#### TO DO:
Scan the entries below for the word "dark" and copy every line where it turns up.

#### DATA UNDER STUDY:
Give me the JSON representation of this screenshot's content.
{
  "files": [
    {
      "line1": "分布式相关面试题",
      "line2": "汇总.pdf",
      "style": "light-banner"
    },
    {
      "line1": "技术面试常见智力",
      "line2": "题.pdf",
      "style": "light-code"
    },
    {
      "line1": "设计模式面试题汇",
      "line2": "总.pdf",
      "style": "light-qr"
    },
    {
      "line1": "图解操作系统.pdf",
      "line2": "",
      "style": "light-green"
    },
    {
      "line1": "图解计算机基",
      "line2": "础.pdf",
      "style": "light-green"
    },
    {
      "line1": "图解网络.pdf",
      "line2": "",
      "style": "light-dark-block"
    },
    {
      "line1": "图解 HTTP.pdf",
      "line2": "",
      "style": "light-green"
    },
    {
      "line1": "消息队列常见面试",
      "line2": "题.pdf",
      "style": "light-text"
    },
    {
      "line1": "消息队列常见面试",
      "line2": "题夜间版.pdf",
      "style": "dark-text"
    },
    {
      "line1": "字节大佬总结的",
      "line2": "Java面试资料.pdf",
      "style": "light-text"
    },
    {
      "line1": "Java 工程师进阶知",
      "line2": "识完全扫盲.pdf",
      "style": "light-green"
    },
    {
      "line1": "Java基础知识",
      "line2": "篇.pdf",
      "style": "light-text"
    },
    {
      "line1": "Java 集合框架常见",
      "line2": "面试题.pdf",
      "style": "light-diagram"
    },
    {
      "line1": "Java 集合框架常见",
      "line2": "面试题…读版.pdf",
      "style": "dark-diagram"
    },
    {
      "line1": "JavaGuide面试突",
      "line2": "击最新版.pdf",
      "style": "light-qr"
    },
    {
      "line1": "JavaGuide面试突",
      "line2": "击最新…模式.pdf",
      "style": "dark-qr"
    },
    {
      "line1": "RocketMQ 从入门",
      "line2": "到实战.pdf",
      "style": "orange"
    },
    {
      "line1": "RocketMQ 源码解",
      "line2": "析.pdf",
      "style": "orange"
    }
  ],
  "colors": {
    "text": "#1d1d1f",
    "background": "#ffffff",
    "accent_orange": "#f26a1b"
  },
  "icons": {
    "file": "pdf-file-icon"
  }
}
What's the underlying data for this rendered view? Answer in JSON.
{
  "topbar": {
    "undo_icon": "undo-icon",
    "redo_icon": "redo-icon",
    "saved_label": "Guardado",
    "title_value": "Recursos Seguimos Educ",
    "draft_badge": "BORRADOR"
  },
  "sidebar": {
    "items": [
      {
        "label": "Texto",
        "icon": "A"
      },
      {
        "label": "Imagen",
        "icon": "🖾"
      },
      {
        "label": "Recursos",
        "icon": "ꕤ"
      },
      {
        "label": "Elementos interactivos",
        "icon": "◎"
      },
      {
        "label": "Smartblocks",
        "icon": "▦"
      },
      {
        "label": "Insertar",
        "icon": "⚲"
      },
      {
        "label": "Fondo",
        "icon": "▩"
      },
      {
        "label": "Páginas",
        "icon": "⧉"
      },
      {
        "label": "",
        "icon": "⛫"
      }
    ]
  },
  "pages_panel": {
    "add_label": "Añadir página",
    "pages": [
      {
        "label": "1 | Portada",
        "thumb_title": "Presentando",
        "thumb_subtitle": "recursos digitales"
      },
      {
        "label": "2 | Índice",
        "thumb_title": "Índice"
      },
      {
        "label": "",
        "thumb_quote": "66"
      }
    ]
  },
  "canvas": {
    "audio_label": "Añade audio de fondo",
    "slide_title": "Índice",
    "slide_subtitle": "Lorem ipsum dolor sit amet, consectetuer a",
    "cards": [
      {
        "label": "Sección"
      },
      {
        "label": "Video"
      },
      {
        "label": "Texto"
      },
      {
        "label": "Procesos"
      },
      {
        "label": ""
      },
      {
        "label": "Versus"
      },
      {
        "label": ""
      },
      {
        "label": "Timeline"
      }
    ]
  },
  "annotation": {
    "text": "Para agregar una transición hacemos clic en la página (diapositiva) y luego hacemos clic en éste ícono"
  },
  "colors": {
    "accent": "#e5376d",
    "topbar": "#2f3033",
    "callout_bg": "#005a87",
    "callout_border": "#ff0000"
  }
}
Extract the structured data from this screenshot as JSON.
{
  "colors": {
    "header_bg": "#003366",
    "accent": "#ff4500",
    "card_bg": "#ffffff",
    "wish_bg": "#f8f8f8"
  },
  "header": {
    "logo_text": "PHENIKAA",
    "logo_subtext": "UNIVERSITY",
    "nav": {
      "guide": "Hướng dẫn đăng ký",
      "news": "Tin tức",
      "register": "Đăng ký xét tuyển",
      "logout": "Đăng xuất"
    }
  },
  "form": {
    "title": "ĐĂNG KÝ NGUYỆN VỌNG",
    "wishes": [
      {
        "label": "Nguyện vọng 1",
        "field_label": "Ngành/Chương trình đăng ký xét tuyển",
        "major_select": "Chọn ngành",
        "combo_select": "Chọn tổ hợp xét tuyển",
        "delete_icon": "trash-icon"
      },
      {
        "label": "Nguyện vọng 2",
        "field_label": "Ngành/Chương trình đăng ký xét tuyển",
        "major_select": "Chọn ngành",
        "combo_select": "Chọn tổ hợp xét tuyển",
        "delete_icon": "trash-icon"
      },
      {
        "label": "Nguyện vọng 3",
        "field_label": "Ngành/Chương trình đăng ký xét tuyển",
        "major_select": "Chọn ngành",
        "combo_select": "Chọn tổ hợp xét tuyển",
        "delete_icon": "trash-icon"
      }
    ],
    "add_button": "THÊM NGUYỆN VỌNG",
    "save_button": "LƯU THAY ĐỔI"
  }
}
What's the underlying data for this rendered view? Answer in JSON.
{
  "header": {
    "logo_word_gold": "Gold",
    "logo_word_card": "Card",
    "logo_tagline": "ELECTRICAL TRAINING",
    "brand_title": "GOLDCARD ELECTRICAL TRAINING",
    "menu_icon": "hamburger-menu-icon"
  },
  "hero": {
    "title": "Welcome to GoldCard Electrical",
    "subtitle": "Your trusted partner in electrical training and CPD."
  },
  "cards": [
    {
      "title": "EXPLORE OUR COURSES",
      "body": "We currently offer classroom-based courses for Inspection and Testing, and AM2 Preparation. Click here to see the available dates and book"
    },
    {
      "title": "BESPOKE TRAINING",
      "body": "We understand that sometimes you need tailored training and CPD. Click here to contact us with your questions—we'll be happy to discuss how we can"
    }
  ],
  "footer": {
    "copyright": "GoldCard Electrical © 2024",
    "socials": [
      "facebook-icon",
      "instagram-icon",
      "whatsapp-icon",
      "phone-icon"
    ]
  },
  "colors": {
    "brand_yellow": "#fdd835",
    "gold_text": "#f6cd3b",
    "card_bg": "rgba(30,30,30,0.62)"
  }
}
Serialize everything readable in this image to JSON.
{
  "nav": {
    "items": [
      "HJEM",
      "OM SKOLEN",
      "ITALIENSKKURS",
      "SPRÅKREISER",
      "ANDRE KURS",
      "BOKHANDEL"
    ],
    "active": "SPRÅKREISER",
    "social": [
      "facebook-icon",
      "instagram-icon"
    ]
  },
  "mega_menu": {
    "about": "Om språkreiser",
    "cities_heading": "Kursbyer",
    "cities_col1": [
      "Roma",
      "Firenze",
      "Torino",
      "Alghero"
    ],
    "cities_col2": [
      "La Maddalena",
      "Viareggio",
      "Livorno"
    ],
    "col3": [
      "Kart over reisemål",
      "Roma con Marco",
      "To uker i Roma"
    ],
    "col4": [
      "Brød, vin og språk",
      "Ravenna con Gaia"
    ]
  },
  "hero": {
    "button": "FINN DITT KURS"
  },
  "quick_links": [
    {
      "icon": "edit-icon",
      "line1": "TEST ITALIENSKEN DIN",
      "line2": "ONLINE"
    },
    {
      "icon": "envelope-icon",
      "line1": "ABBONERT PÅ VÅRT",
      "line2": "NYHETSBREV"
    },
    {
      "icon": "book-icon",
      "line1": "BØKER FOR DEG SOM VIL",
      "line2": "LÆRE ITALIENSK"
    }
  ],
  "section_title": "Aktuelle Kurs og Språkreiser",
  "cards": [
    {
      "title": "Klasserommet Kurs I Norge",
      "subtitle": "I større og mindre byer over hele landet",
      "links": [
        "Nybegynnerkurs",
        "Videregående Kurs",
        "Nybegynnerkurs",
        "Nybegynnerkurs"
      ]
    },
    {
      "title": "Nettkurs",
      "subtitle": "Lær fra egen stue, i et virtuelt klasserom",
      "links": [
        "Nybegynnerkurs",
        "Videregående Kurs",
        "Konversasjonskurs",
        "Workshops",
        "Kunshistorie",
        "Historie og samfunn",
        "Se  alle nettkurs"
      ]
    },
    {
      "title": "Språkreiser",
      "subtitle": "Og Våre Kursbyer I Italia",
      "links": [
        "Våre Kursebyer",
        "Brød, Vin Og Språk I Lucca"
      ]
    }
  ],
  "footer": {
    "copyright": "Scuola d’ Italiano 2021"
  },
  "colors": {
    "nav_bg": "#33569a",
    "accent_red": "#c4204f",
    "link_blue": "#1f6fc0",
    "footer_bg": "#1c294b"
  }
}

#### RESULT OF THIS EXERCISE:
      "style": "light-dark-block"
      "style": "dark-text"
      "style": "dark-diagram"
      "style": "dark-qr"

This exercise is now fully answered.